What is required
Pull every line that includes the word "alias" from the data.

Data for this task
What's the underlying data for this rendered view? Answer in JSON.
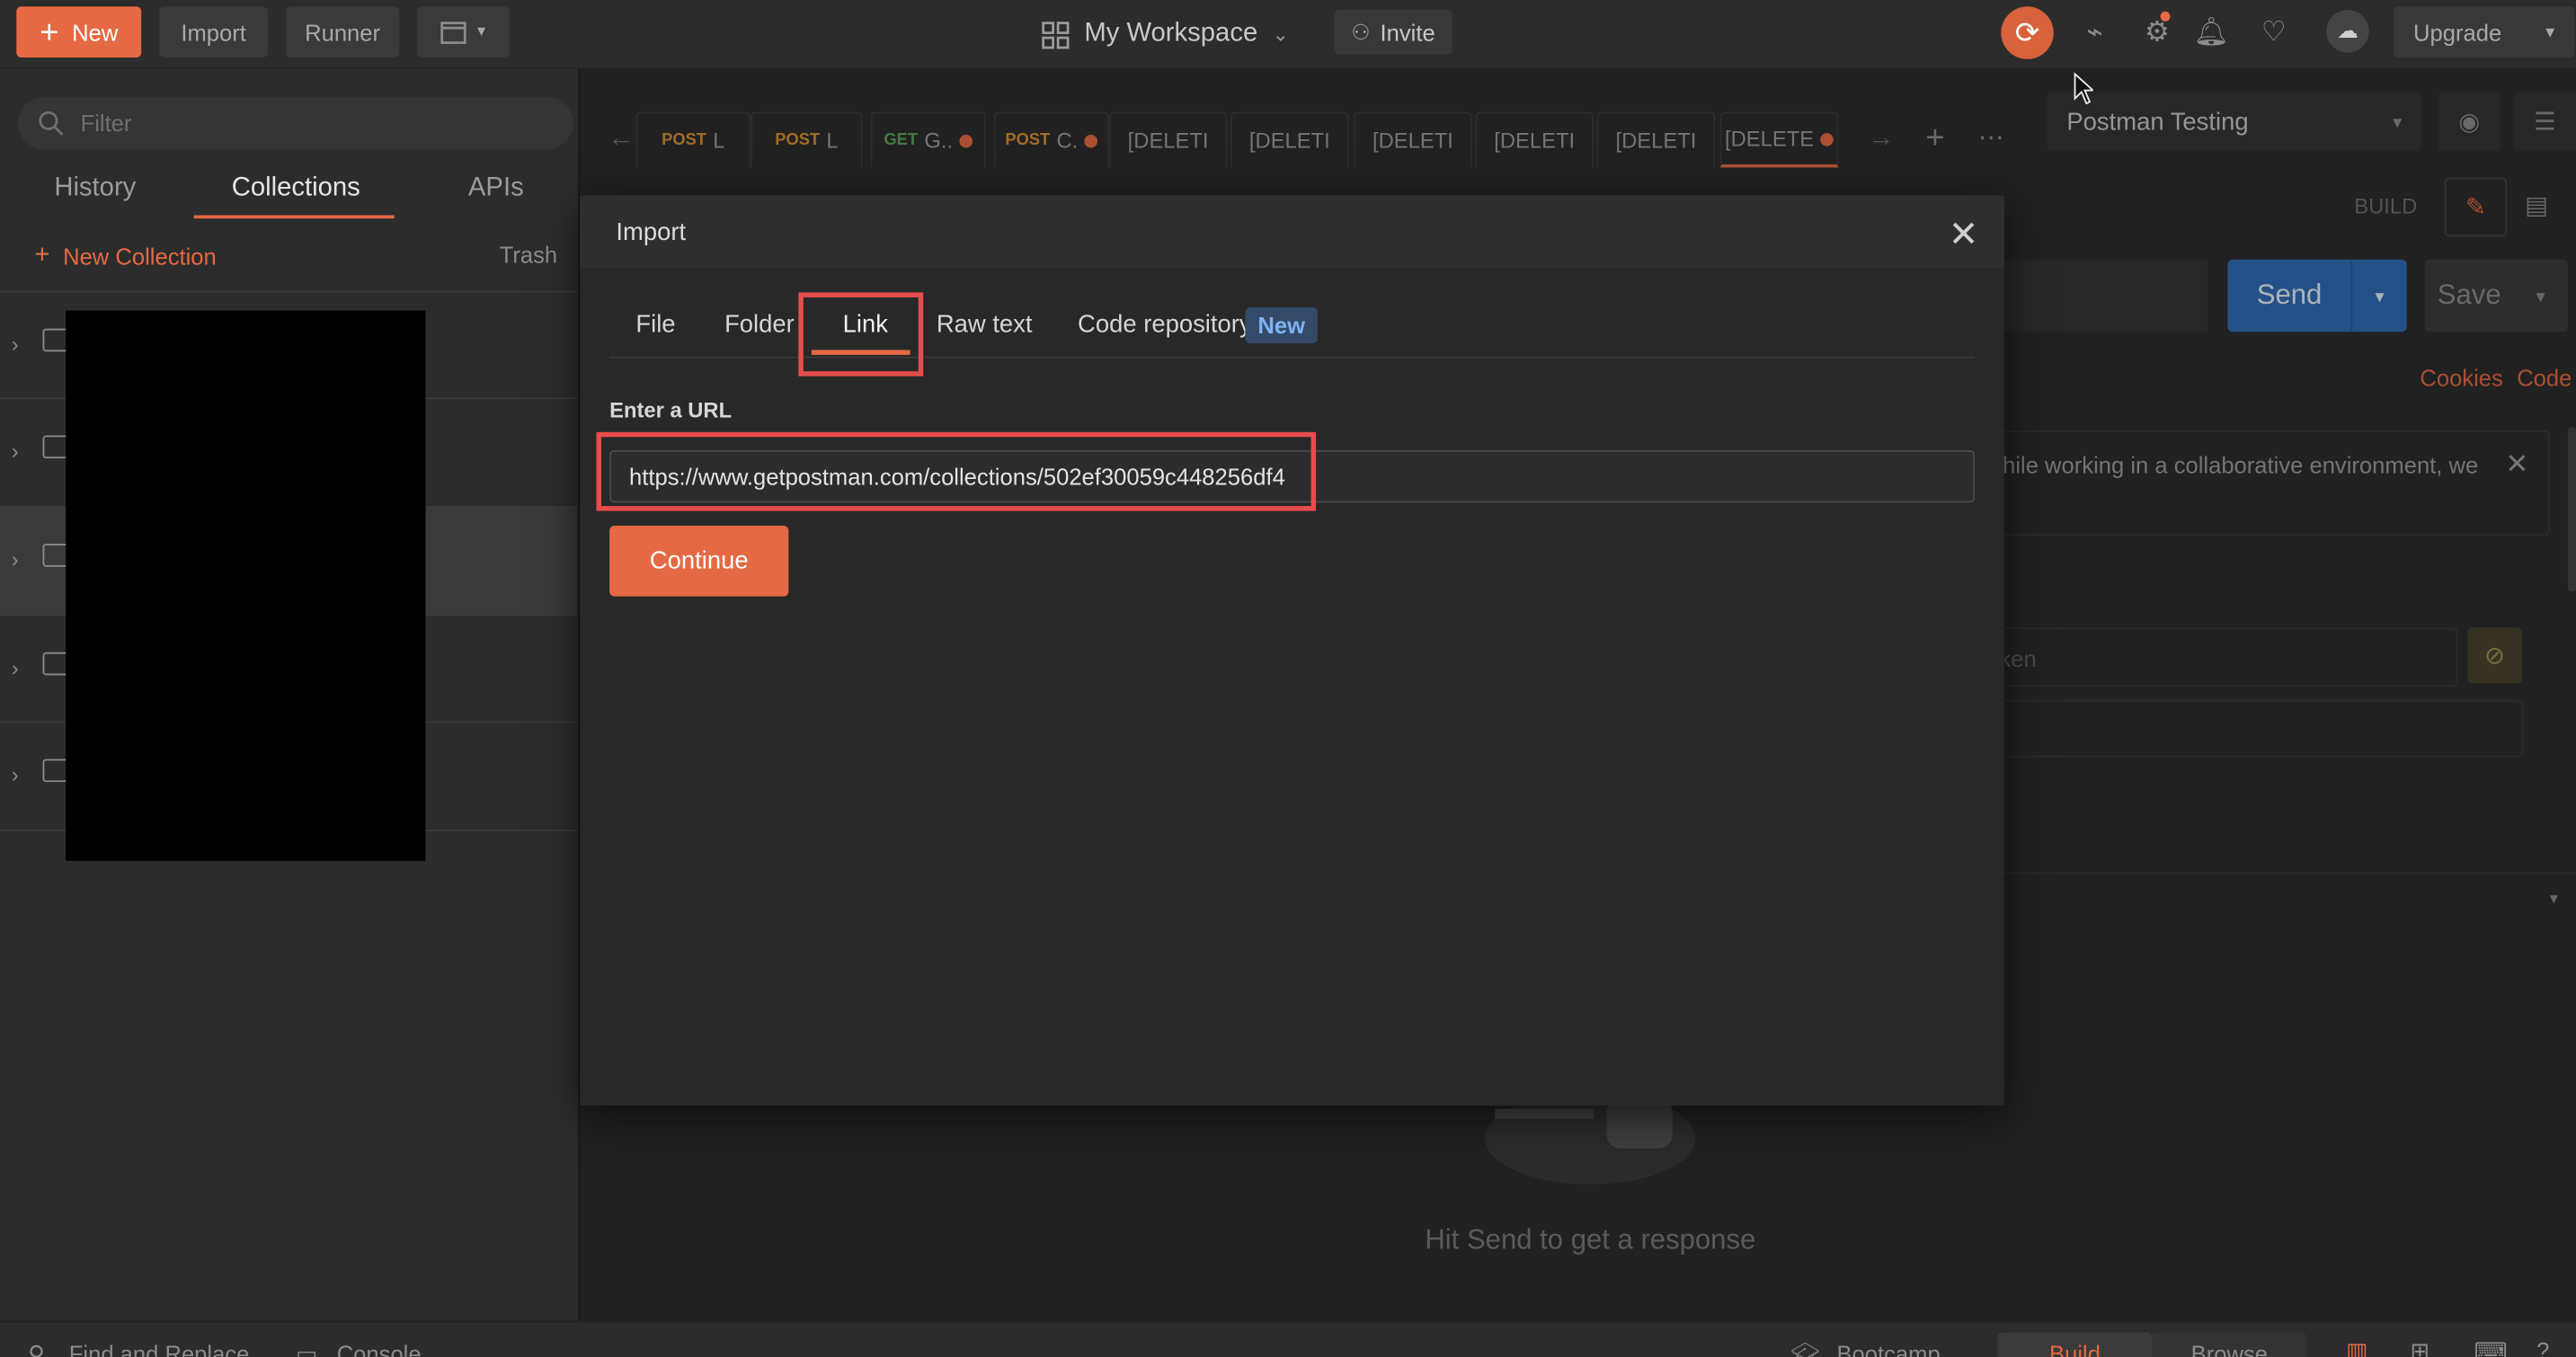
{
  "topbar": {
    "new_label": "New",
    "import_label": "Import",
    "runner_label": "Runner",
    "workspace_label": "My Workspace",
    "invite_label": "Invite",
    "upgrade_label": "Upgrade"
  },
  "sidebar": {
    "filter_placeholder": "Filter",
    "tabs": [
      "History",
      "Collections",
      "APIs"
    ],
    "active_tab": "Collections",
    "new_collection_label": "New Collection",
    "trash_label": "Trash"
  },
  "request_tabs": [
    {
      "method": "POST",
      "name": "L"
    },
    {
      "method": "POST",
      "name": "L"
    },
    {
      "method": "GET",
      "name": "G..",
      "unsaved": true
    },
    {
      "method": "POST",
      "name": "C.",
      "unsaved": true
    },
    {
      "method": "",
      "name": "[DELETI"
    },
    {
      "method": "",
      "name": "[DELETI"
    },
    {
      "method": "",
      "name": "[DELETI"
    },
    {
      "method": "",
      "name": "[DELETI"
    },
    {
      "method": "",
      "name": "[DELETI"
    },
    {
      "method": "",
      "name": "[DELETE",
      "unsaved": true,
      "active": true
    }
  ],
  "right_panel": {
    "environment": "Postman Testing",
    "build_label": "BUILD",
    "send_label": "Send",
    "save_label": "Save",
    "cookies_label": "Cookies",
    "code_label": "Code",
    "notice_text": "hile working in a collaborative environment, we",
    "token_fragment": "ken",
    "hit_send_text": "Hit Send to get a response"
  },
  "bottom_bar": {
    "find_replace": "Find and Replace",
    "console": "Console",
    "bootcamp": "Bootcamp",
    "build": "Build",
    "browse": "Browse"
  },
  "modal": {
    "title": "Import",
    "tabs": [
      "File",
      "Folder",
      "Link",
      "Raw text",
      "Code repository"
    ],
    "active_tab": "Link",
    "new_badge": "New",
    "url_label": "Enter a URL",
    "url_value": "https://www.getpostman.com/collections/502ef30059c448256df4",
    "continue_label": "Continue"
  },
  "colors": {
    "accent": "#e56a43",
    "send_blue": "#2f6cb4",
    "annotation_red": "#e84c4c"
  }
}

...

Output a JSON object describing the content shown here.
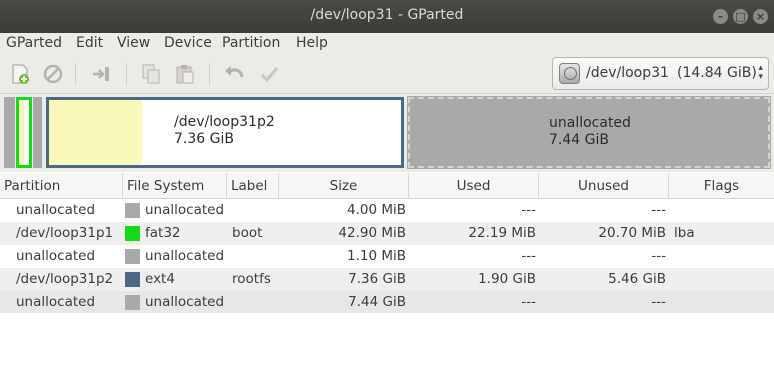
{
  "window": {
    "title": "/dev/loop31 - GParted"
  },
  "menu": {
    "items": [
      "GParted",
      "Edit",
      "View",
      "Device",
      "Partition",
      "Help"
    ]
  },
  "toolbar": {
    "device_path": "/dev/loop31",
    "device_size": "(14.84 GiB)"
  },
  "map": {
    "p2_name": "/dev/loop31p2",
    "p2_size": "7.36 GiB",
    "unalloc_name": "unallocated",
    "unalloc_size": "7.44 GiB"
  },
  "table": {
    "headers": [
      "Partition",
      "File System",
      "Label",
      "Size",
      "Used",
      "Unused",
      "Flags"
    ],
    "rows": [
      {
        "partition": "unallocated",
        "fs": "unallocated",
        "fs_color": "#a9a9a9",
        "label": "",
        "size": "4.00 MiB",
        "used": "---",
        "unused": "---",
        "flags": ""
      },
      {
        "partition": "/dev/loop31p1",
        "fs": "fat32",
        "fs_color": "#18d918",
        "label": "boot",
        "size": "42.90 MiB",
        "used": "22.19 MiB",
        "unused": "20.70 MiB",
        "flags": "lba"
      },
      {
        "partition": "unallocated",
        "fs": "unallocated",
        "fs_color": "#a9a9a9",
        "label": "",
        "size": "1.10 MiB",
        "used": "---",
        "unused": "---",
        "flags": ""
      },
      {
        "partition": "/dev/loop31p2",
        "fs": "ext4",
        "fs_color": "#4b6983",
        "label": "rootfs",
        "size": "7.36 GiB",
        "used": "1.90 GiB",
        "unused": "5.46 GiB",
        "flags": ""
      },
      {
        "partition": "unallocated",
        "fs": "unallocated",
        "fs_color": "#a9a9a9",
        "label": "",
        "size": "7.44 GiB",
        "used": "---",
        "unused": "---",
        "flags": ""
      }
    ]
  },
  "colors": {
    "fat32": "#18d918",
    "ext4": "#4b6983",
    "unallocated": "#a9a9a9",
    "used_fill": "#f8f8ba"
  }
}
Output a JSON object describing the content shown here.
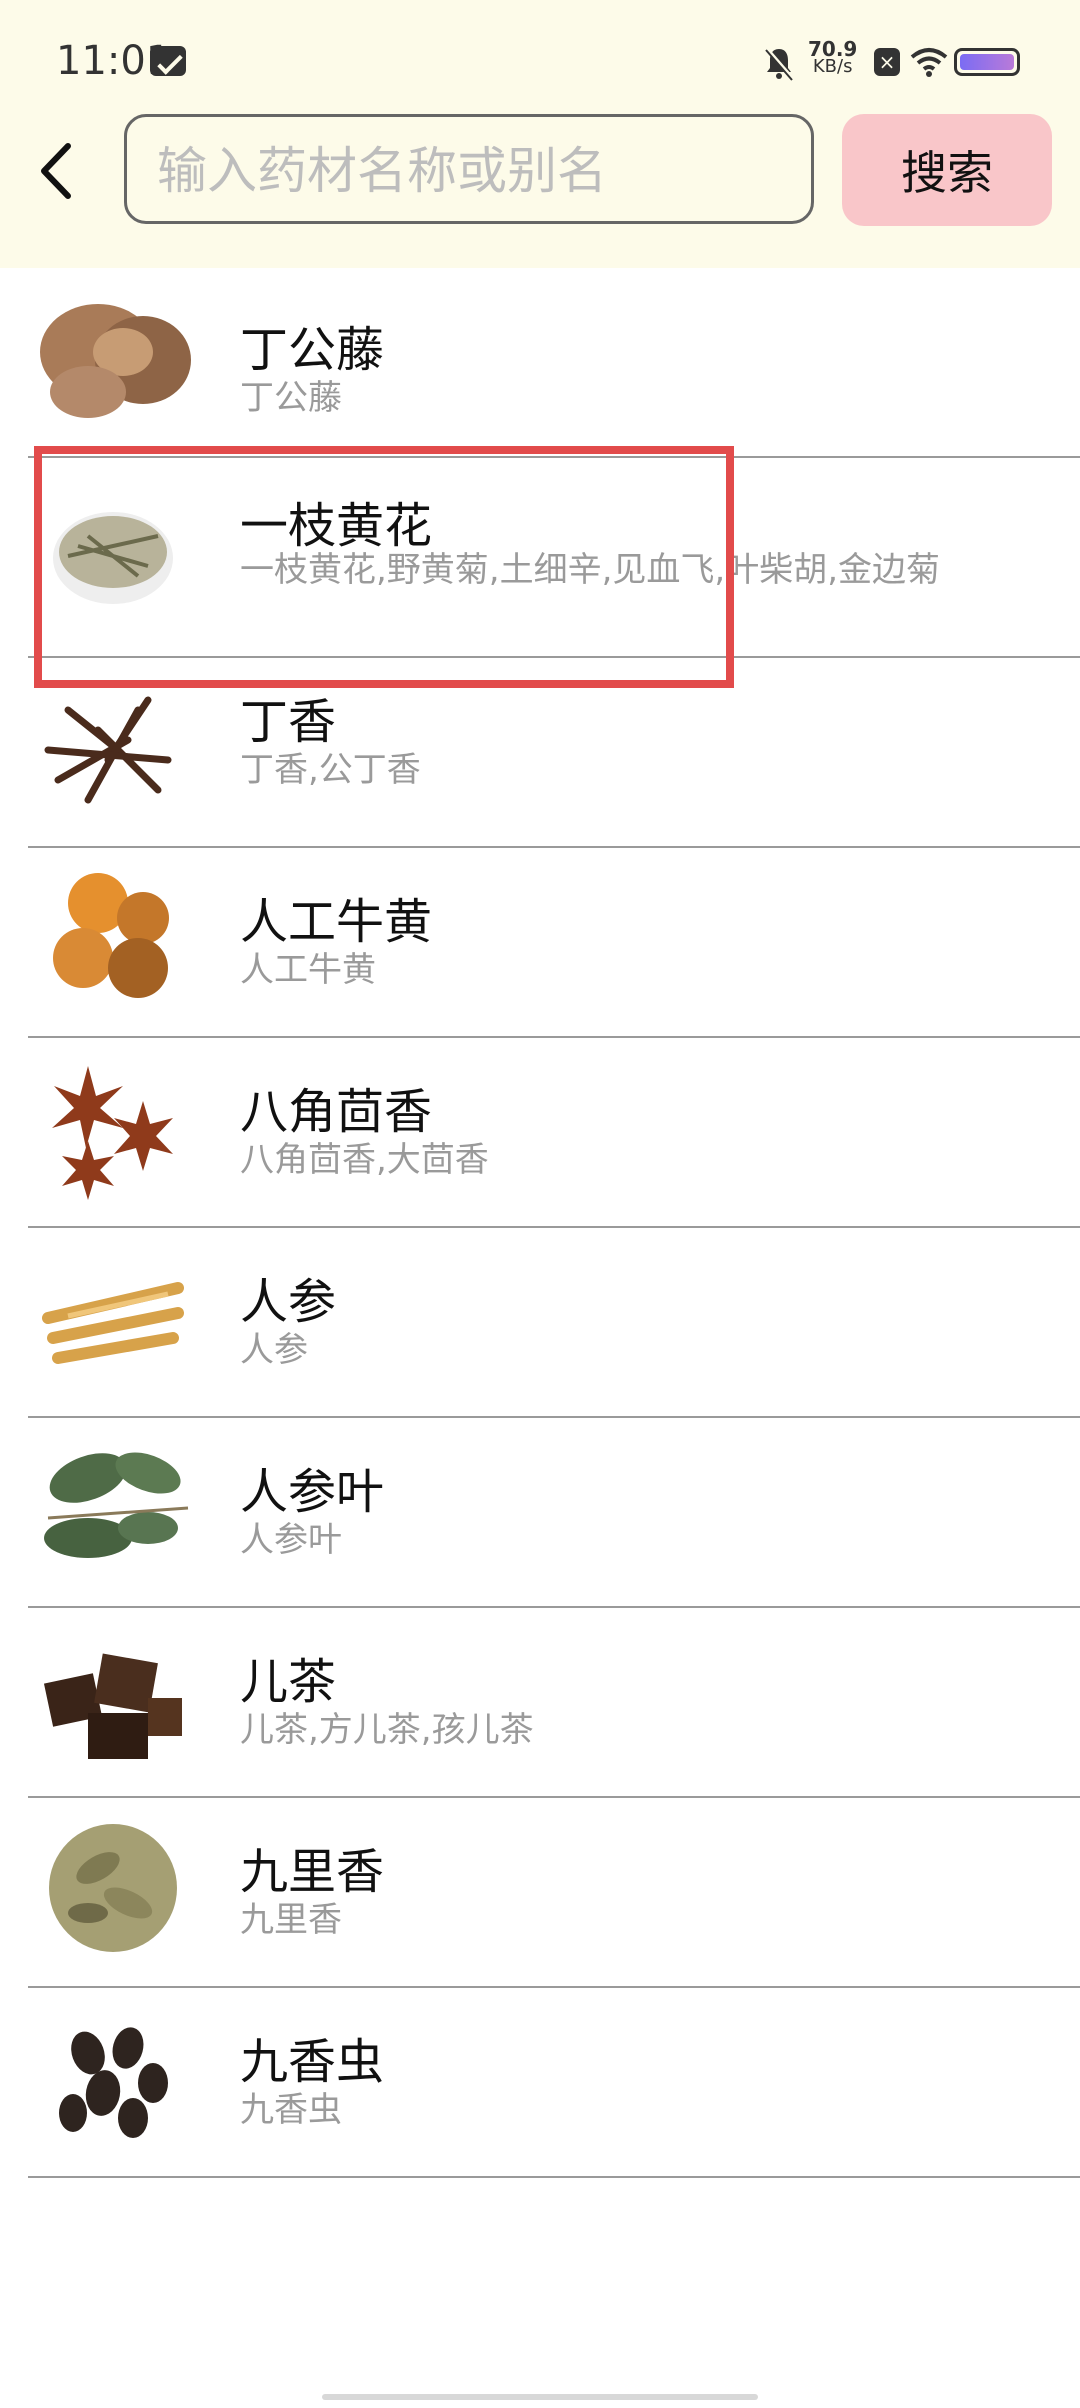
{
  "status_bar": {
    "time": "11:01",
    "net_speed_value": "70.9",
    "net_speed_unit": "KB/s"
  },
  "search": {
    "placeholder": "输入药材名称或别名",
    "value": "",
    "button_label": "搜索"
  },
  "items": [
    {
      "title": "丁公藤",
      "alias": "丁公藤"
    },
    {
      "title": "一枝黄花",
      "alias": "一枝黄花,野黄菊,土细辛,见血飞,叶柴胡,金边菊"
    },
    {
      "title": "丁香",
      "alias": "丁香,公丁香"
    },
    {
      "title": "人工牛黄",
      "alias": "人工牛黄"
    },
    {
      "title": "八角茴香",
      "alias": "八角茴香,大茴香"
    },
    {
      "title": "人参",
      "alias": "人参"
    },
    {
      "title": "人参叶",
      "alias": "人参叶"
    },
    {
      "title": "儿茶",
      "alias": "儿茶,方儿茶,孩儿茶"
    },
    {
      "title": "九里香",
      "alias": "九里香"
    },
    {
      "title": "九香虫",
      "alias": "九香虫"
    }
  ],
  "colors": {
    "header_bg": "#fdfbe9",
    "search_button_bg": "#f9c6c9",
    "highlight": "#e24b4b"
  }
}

Response to the exercise
      "alias": "丁公藤"
      "alias": "一枝黄花,野黄菊,土细辛,见血飞,叶柴胡,金边菊"
      "alias": "丁香,公丁香"
      "alias": "人工牛黄"
      "alias": "八角茴香,大茴香"
      "alias": "人参"
      "alias": "人参叶"
      "alias": "儿茶,方儿茶,孩儿茶"
      "alias": "九里香"
      "alias": "九香虫"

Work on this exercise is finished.